posted on Nov, 26 2009 @ 02:26 AM
link   

Originally posted by InfaRedMan
There's still so much to be uncovered in Egypt. Personally, I think that the best stuff is yet to come. If there is anything cool down there, you can be sure that we wont ever know about it.. especially given the folklore of SETI being an alien.

IRM


Off topics but can I ask you why you didn't add Billy meier in your signature?



posted on Aug, 1 2013 @ 02:12 PM
link   
Sorry for the bump of such an old thread, but ive been wonderin about this subject for a while.
I remember readin that in 2010/11? they quit diggin cause it seemed like the tunnel stopped abruptly, as if it was never finished, but after goin that far deep underground it doesnt seem logical to me to simply quit, both for the archeologists team, but mostly for the original builders as if i recall correctly they reached about 150 meters below the surface.
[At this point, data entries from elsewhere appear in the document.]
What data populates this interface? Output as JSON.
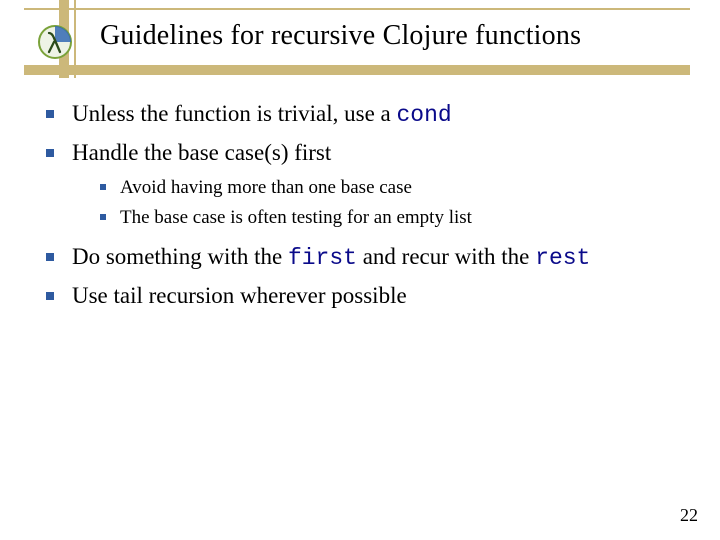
{
  "title": "Guidelines for recursive Clojure functions",
  "bullets": {
    "0": {
      "pre": "Unless the function is trivial, use a ",
      "code": "cond"
    },
    "1": {
      "text": "Handle the base case(s) first",
      "sub": {
        "0": "Avoid having more than one base case",
        "1": "The base case is often testing for an empty list"
      }
    },
    "2": {
      "pre": "Do something with the ",
      "code1": "first",
      "mid": " and recur with the ",
      "code2": "rest"
    },
    "3": {
      "text": "Use tail recursion wherever possible"
    }
  },
  "page_number": "22",
  "colors": {
    "accent_rule": "#ccb87a",
    "bullet": "#2e5aa0",
    "code": "#0a0a8a"
  }
}
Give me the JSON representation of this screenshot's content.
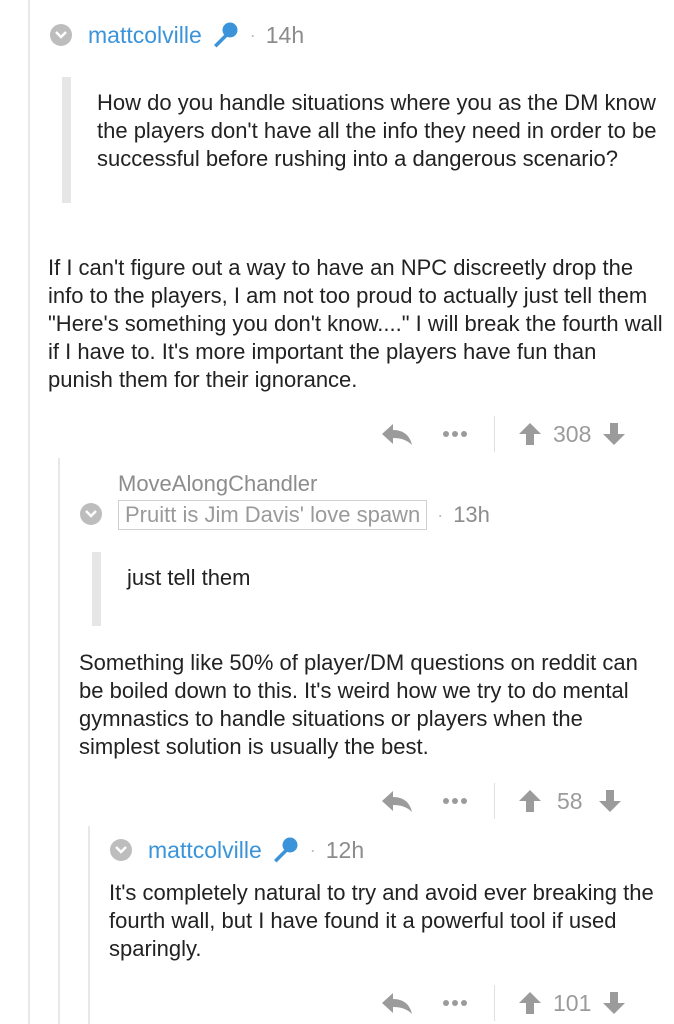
{
  "comments": [
    {
      "author": "mattcolville",
      "time": "14h",
      "quote": "How do you handle situations where you as the DM know the players don't have all the info they need in order to be successful before rushing into a dangerous scenario?",
      "body": "If I can't figure out a way to have an NPC discreetly drop the info to the players, I am not too proud to actually just tell them \"Here's something you don't know....\" I will break the fourth wall if I have to. It's more important the players have fun than punish them for their ignorance.",
      "score": "308"
    },
    {
      "author": "MoveAlongChandler",
      "flair": "Pruitt is Jim Davis' love spawn",
      "time": "13h",
      "quote": "just tell them",
      "body": "Something like 50% of player/DM questions on reddit can be boiled down to this. It's weird how we try to do mental gymnastics to handle situations or players when the simplest solution is usually the best.",
      "score": "58"
    },
    {
      "author": "mattcolville",
      "time": "12h",
      "body": "It's completely natural to try and avoid ever breaking the fourth wall, but I have found it a powerful tool if used sparingly.",
      "score": "101"
    }
  ],
  "separator": "·",
  "icons": {
    "collapse": "collapse-icon",
    "mod": "microphone-icon",
    "reply": "reply-icon",
    "more": "more-icon",
    "upvote": "upvote-icon",
    "downvote": "downvote-icon"
  },
  "colors": {
    "mod_author": "#3b94d9",
    "muted": "#8c8c8c"
  }
}
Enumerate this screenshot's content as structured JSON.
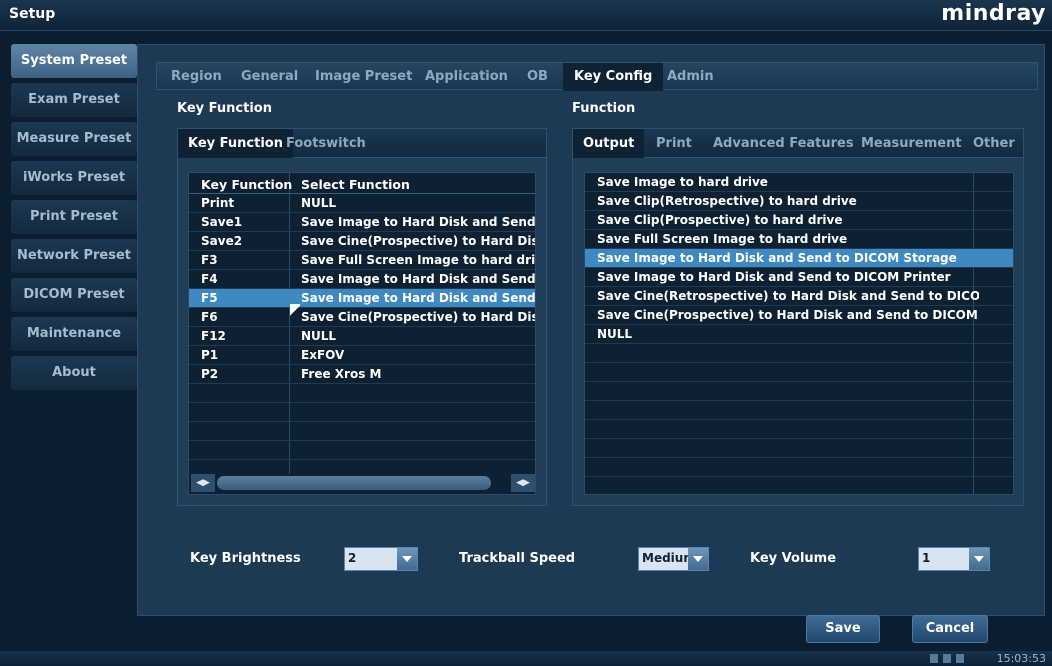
{
  "window": {
    "title": "Setup",
    "brand": "mindray"
  },
  "nav": {
    "items": [
      {
        "label": "System Preset",
        "active": true
      },
      {
        "label": "Exam Preset"
      },
      {
        "label": "Measure Preset"
      },
      {
        "label": "iWorks Preset"
      },
      {
        "label": "Print Preset"
      },
      {
        "label": "Network Preset"
      },
      {
        "label": "DICOM Preset"
      },
      {
        "label": "Maintenance"
      },
      {
        "label": "About"
      }
    ]
  },
  "top_tabs": [
    {
      "label": "Region"
    },
    {
      "label": "General"
    },
    {
      "label": "Image Preset"
    },
    {
      "label": "Application"
    },
    {
      "label": "OB"
    },
    {
      "label": "Key Config",
      "active": true
    },
    {
      "label": "Admin"
    }
  ],
  "key_function": {
    "section_label": "Key Function",
    "tabs": [
      {
        "label": "Key Function",
        "active": true
      },
      {
        "label": "Footswitch"
      }
    ],
    "columns": [
      "Key Function",
      "Select Function"
    ],
    "rows": [
      {
        "key": "Print",
        "function": "NULL"
      },
      {
        "key": "Save1",
        "function": "Save Image to Hard Disk and Send to"
      },
      {
        "key": "Save2",
        "function": "Save Cine(Prospective)  to Hard Disk"
      },
      {
        "key": "F3",
        "function": "Save Full Screen Image to hard drive"
      },
      {
        "key": "F4",
        "function": "Save Image to Hard Disk and Send to"
      },
      {
        "key": "F5",
        "function": "Save Image to Hard Disk and Send to",
        "selected": true
      },
      {
        "key": "F6",
        "function": "Save Cine(Prospective)  to Hard Disk"
      },
      {
        "key": "F12",
        "function": "NULL"
      },
      {
        "key": "P1",
        "function": "ExFOV"
      },
      {
        "key": "P2",
        "function": "Free Xros M"
      }
    ]
  },
  "function_panel": {
    "section_label": "Function",
    "tabs": [
      {
        "label": "Output",
        "active": true
      },
      {
        "label": "Print"
      },
      {
        "label": "Advanced Features"
      },
      {
        "label": "Measurement"
      },
      {
        "label": "Other"
      }
    ],
    "items": [
      {
        "label": "Save Image to hard drive"
      },
      {
        "label": "Save Clip(Retrospective) to hard drive"
      },
      {
        "label": "Save Clip(Prospective) to hard drive"
      },
      {
        "label": "Save Full Screen Image to hard drive"
      },
      {
        "label": "Save Image to Hard Disk and Send to DICOM Storage",
        "selected": true
      },
      {
        "label": "Save Image to Hard Disk and Send to DICOM Printer"
      },
      {
        "label": "Save Cine(Retrospective) to Hard Disk and Send to DICOM..."
      },
      {
        "label": "Save Cine(Prospective)  to Hard Disk and Send to DICOM ..."
      },
      {
        "label": "NULL"
      }
    ]
  },
  "settings": {
    "key_brightness": {
      "label": "Key Brightness",
      "value": "2"
    },
    "trackball_speed": {
      "label": "Trackball Speed",
      "value": "Medium"
    },
    "key_volume": {
      "label": "Key Volume",
      "value": "1"
    }
  },
  "buttons": {
    "save": "Save",
    "cancel": "Cancel"
  },
  "status": {
    "time": "15:03:53"
  },
  "colors": {
    "accent": "#3f89c2",
    "background": "#0b1a2a",
    "panel": "#1d3a54"
  }
}
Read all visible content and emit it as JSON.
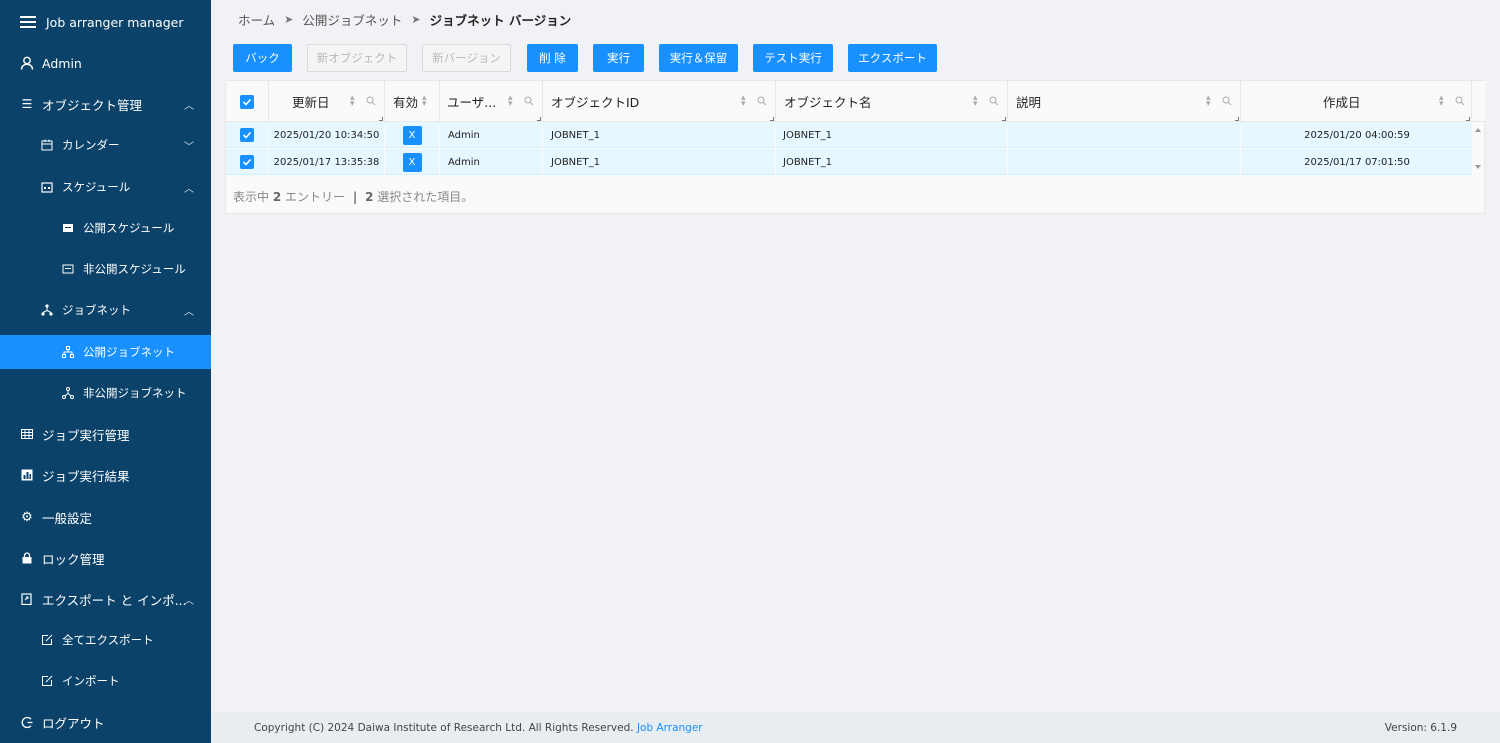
{
  "app": {
    "title": "Job arranger manager",
    "user": "Admin"
  },
  "sidebar": {
    "object_mgmt": "オブジェクト管理",
    "calendar": "カレンダー",
    "schedule": "スケジュール",
    "public_schedule": "公開スケジュール",
    "private_schedule": "非公開スケジュール",
    "jobnet": "ジョブネット",
    "public_jobnet": "公開ジョブネット",
    "private_jobnet": "非公開ジョブネット",
    "job_exec_mgmt": "ジョブ実行管理",
    "job_exec_result": "ジョブ実行結果",
    "general_settings": "一般設定",
    "lock_mgmt": "ロック管理",
    "export_import": "エクスポート と インポ...",
    "export_all": "全てエクスポート",
    "import": "インポート",
    "logout": "ログアウト"
  },
  "breadcrumb": {
    "home": "ホーム",
    "public_jobnet": "公開ジョブネット",
    "current": "ジョブネット バージョン"
  },
  "toolbar": {
    "back": "バック",
    "new_object": "新オブジェクト",
    "new_version": "新バージョン",
    "delete": "削 除",
    "run": "実行",
    "run_hold": "実行＆保留",
    "test_run": "テスト実行",
    "export": "エクスポート"
  },
  "table": {
    "headers": {
      "updated": "更新日",
      "valid": "有効",
      "user": "ユーザ...",
      "object_id": "オブジェクトID",
      "object_name": "オブジェクト名",
      "description": "説明",
      "created": "作成日"
    },
    "rows": [
      {
        "updated": "2025/01/20 10:34:50",
        "valid": "X",
        "user": "Admin",
        "object_id": "JOBNET_1",
        "object_name": "JOBNET_1",
        "description": "",
        "created": "2025/01/20 04:00:59"
      },
      {
        "updated": "2025/01/17 13:35:38",
        "valid": "X",
        "user": "Admin",
        "object_id": "JOBNET_1",
        "object_name": "JOBNET_1",
        "description": "",
        "created": "2025/01/17 07:01:50"
      }
    ],
    "status": {
      "prefix": "表示中",
      "count": "2",
      "entries": "エントリー",
      "divider": "|",
      "selected": "2",
      "selected_suffix": "選択された項目。"
    }
  },
  "footer": {
    "copyright": "Copyright (C) 2024 Daiwa Institute of Research Ltd. All Rights Reserved.",
    "link": "Job Arranger",
    "version": "Version: 6.1.9"
  },
  "colors": {
    "sidebar_bg": "#0b4269",
    "accent": "#1890ff",
    "row_selected": "#e6f7ff"
  }
}
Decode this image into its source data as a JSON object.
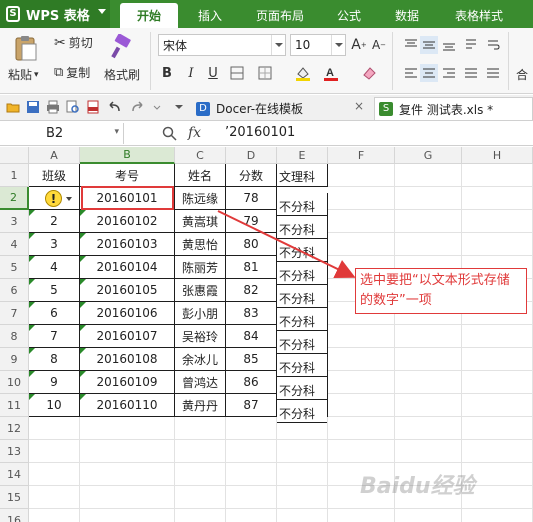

Quite a task!
So, is there anyone doin some research on site, or actually, due to the actual fragile political situation, has anyone done any research prior to all hell breakin loose?

Thanx in advance for any replies.



posted on Aug, 1 2013 @ 05:22 PM
link   
reply to post by bon3z
 


Hey- thanks for the bump and resurrection of this old thread.


I'd forgotten about this one.

Here's the latest that I could dig up (no pun intended)
news.discovery.com...


The 570-foot-long tunnel for Seti I was left unfinished and may have been designed to house a secret tomb.

THE GIST:
- It took archaeologists three years to excavate the 570-foot tunnel.

- The tunnel was decorated with preliminary sketches and had instructions inscribed for workers.

After a 23-year effort, archaeologists have uncovered a secret tunnel in the tomb of Seti I, who ruled Egypt more than 3,000 years ago, the culture minister said on Wednesday.

The Egyptian team, headed by antiquities chief Zahi Hawass, had been "searching for this tunnel for over twenty years in the West Bank necropolis" of Luxor, south Egypt, Faruq Hosni said in a statement.

Hawass said it then took three years to excavate the 174 meter-long (570-foot) tunnel, in which archaeologists found shards of pottery and fragments of statuettes.

The tunnel was painted with preliminary sketches for decorations and instructions from the architect to workmen carving out the tunnel, Hawass said.


There are some pics here
news.nationalgeographic.com...

That may be the original link I posted that is now dead

Cheers



posted on Aug, 2 2013 @ 02:26 PM
link   
Yeah, thats all the info i managed to find too, and link doesnt seem to work.
Quite a shame really, i wasnt expecting ''the hall of records'' but neither a dead end tunnel. Weird.



posted on Aug, 3 2013 @ 09:14 AM
link   


After more than 40 years archaeologists have finally reached the end of the mysterious tunnel in the tomb of Seti I. Yet hopes it would lead to the pharaoh's secret burial site have been crushed, after the seemingly unfinished tunnel suddenly stopped after a back-breaking 174m....

Dr Hawass believes Seti I was trying to construct a secret 'tomb within a tomb' at the end of the tunnel when he died, and that Ramesses II halted proceedings to bury his father. Now Dr Hawass has turned his attentions to the tomb of Ramesses II, believing he made his own secret burial within his tomb in the Valley. An Egyptian mission is currently working in Ramesses II's tomb to preserve its wall paintings and search for another tunnel.


Source



posted on Aug, 3 2013 @ 02:36 PM
link   
reply to post by Chazam
 


You can be sure that this investigation in Rameses' tomb has been shelved at present.

Harte




top topics



 
7

log in

join